**What the task requires:** In full and word for word, print the data below.

**Records provided:**
════════════════
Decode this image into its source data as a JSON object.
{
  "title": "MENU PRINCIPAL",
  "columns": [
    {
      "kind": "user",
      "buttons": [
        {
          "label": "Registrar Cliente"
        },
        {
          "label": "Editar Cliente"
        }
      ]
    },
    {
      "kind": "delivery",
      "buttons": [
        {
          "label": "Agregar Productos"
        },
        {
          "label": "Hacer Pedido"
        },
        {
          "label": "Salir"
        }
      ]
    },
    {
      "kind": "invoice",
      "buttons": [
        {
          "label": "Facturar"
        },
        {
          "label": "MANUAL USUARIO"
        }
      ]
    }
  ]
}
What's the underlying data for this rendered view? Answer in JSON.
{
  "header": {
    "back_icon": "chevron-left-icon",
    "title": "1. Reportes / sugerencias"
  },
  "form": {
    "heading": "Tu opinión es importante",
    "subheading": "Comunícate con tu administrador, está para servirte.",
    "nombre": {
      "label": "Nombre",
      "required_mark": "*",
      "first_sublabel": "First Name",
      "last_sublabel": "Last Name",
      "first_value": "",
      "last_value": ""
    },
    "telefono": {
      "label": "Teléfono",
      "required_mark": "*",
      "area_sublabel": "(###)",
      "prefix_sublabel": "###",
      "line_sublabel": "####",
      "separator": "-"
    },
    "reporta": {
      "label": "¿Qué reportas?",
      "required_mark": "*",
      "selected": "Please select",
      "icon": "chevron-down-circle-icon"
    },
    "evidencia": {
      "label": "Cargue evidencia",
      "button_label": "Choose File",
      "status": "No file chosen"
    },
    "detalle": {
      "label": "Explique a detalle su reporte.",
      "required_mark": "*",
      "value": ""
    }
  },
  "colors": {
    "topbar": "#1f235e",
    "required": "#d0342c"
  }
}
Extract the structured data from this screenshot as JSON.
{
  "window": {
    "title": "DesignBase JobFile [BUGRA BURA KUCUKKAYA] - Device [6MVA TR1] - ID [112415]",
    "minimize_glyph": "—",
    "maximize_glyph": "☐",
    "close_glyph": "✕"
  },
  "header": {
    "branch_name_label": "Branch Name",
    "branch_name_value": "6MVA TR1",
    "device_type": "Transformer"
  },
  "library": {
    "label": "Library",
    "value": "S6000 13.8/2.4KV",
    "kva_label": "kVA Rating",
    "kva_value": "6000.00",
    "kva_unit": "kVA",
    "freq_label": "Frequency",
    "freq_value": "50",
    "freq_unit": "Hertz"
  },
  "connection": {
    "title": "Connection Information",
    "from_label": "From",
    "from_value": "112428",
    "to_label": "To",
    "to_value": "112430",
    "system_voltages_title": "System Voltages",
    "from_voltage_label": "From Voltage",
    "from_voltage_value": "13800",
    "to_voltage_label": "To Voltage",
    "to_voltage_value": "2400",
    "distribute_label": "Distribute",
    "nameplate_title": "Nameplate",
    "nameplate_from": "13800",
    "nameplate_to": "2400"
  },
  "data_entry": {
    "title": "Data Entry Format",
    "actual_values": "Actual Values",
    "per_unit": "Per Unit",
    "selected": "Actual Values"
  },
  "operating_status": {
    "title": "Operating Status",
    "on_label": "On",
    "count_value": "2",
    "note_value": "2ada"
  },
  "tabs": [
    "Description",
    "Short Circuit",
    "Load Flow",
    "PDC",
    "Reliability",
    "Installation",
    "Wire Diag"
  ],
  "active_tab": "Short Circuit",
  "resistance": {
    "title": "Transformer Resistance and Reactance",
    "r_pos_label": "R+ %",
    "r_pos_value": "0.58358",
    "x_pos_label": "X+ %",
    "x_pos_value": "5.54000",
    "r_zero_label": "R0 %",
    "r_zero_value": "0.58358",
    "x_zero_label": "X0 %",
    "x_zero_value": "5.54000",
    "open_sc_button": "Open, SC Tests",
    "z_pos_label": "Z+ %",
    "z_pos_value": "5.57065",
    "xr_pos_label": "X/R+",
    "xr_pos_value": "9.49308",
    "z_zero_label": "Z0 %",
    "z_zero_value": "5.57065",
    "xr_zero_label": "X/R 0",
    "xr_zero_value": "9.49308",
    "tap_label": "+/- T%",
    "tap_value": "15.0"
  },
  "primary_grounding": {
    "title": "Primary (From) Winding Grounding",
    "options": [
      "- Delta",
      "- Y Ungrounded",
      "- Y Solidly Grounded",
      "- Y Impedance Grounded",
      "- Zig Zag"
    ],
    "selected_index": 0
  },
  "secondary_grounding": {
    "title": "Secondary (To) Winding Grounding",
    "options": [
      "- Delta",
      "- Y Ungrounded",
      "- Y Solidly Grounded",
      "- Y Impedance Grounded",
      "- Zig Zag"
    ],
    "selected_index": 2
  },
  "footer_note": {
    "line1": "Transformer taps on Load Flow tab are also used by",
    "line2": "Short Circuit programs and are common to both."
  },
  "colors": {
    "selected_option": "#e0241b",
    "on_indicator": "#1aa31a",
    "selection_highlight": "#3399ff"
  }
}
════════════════
**Response:**
Decode this image into its source data as a JSON object.
{
  "title": "MENU PRINCIPAL",
  "columns": [
    {
      "kind": "user",
      "buttons": [
        {
          "label": "Registrar Cliente"
        },
        {
          "label": "Editar Cliente"
        }
      ]
    },
    {
      "kind": "delivery",
      "buttons": [
        {
          "label": "Agregar Productos"
        },
        {
          "label": "Hacer Pedido"
        },
        {
          "label": "Salir"
        }
      ]
    },
    {
      "kind": "invoice",
      "buttons": [
        {
          "label": "Facturar"
        },
        {
          "label": "MANUAL USUARIO"
        }
      ]
    }
  ]
}
What's the underlying data for this rendered view? Answer in JSON.
{
  "header": {
    "back_icon": "chevron-left-icon",
    "title": "1. Reportes / sugerencias"
  },
  "form": {
    "heading": "Tu opinión es importante",
    "subheading": "Comunícate con tu administrador, está para servirte.",
    "nombre": {
      "label": "Nombre",
      "required_mark": "*",
      "first_sublabel": "First Name",
      "last_sublabel": "Last Name",
      "first_value": "",
      "last_value": ""
    },
    "telefono": {
      "label": "Teléfono",
      "required_mark": "*",
      "area_sublabel": "(###)",
      "prefix_sublabel": "###",
      "line_sublabel": "####",
      "separator": "-"
    },
    "reporta": {
      "label": "¿Qué reportas?",
      "required_mark": "*",
      "selected": "Please select",
      "icon": "chevron-down-circle-icon"
    },
    "evidencia": {
      "label": "Cargue evidencia",
      "button_label": "Choose File",
      "status": "No file chosen"
    },
    "detalle": {
      "label": "Explique a detalle su reporte.",
      "required_mark": "*",
      "value": ""
    }
  },
  "colors": {
    "topbar": "#1f235e",
    "required": "#d0342c"
  }
}
Extract the structured data from this screenshot as JSON.
{
  "window": {
    "title": "DesignBase JobFile [BUGRA BURA KUCUKKAYA] - Device [6MVA TR1] - ID [112415]",
    "minimize_glyph": "—",
    "maximize_glyph": "☐",
    "close_glyph": "✕"
  },
  "header": {
    "branch_name_label": "Branch Name",
    "branch_name_value": "6MVA TR1",
    "device_type": "Transformer"
  },
  "library": {
    "label": "Library",
    "value": "S6000 13.8/2.4KV",
    "kva_label": "kVA Rating",
    "kva_value": "6000.00",
    "kva_unit": "kVA",
    "freq_label": "Frequency",
    "freq_value": "50",
    "freq_unit": "Hertz"
  },
  "connection": {
    "title": "Connection Information",
    "from_label": "From",
    "from_value": "112428",
    "to_label": "To",
    "to_value": "112430",
    "system_voltages_title": "System Voltages",
    "from_voltage_label": "From Voltage",
    "from_voltage_value": "13800",
    "to_voltage_label": "To Voltage",
    "to_voltage_value": "2400",
    "distribute_label": "Distribute",
    "nameplate_title": "Nameplate",
    "nameplate_from": "13800",
    "nameplate_to": "2400"
  },
  "data_entry": {
    "title": "Data Entry Format",
    "actual_values": "Actual Values",
    "per_unit": "Per Unit",
    "selected": "Actual Values"
  },
  "operating_status": {
    "title": "Operating Status",
    "on_label": "On",
    "count_value": "2",
    "note_value": "2ada"
  },
  "tabs": [
    "Description",
    "Short Circuit",
    "Load Flow",
    "PDC",
    "Reliability",
    "Installation",
    "Wire Diag"
  ],
  "active_tab": "Short Circuit",
  "resistance": {
    "title": "Transformer Resistance and Reactance",
    "r_pos_label": "R+ %",
    "r_pos_value": "0.58358",
    "x_pos_label": "X+ %",
    "x_pos_value": "5.54000",
    "r_zero_label": "R0 %",
    "r_zero_value": "0.58358",
    "x_zero_label": "X0 %",
    "x_zero_value": "5.54000",
    "open_sc_button": "Open, SC Tests",
    "z_pos_label": "Z+ %",
    "z_pos_value": "5.57065",
    "xr_pos_label": "X/R+",
    "xr_pos_value": "9.49308",
    "z_zero_label": "Z0 %",
    "z_zero_value": "5.57065",
    "xr_zero_label": "X/R 0",
    "xr_zero_value": "9.49308",
    "tap_label": "+/- T%",
    "tap_value": "15.0"
  },
  "primary_grounding": {
    "title": "Primary (From) Winding Grounding",
    "options": [
      "- Delta",
      "- Y Ungrounded",
      "- Y Solidly Grounded",
      "- Y Impedance Grounded",
      "- Zig Zag"
    ],
    "selected_index": 0
  },
  "secondary_grounding": {
    "title": "Secondary (To) Winding Grounding",
    "options": [
      "- Delta",
      "- Y Ungrounded",
      "- Y Solidly Grounded",
      "- Y Impedance Grounded",
      "- Zig Zag"
    ],
    "selected_index": 2
  },
  "footer_note": {
    "line1": "Transformer taps on Load Flow tab are also used by",
    "line2": "Short Circuit programs and are common to both."
  },
  "colors": {
    "selected_option": "#e0241b",
    "on_indicator": "#1aa31a",
    "selection_highlight": "#3399ff"
  }
}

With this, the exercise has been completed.